that his never failing love protects me like the walls of a fort!”
                                            --Psalm 31:21 TLB

Once a symbol of war, Fort Caswell has been a peaceful oceanfront retreat situated in a historic Civil War fort for more than 50 years. The United States constructed the fort at the tip of Oak Island in 1825 and, in 1833, it was named for the first governor of North Carolina--Revolutionary War hero Richard Caswell. The fort was considered an outstanding feat of engineering, with a pentagonal structure and two-story citadel surrounded by both a dry moat and wet moat.

During the Civil War, the fort changed hands four times. Then it fell into ruins before being reconstructed in the early 1900s and becoming an important military post during both World Wars.

“Since 1949, when the Baptist State Convention bought the property from the federal government, Fort Caswell has been an instrument of peace,” says Director Richard Holbrook. Today, the fort provides facilities for programs, activities, and retreats for Baptists.

Those interested in Fort Caswell’s history are invited to visit after making arrangements in advance. A driving tour map highlights the many original fortifications and facilities that still stand. Along with the brick wall remains of the fort and seven cement cannon batteries, visitors will find former barracks and officers' quarters, a hospital, bakery, horse barn, firehouse, prison, and more.
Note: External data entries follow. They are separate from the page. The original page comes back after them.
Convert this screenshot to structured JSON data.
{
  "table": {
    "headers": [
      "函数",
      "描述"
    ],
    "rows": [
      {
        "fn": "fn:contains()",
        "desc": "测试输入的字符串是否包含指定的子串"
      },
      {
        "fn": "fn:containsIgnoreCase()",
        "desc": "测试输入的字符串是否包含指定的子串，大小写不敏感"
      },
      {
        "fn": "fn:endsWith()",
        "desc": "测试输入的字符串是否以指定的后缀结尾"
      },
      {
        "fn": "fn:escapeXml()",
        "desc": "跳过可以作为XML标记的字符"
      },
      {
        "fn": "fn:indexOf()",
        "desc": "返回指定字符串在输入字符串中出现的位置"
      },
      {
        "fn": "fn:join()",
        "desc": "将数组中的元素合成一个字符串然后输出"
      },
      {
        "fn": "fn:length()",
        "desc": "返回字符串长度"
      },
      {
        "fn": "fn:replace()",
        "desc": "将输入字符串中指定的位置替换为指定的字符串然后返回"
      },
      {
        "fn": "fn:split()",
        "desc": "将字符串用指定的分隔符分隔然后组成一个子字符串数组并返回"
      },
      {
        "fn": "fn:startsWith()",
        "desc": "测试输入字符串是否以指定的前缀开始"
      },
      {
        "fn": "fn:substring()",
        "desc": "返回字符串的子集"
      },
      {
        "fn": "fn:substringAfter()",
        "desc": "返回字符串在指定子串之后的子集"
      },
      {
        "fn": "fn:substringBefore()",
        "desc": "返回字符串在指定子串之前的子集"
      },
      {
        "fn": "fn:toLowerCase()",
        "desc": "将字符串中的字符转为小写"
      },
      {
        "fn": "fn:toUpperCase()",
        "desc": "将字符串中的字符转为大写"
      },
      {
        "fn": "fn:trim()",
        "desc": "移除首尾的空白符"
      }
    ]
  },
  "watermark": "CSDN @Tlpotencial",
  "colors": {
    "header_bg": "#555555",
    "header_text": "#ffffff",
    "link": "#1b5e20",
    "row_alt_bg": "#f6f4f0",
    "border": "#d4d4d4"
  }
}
To plan a visit, contact the North Carolina Baptist Assembly at Fort Caswell by calling 910-278-9510, or visit www.fortcaswell.com.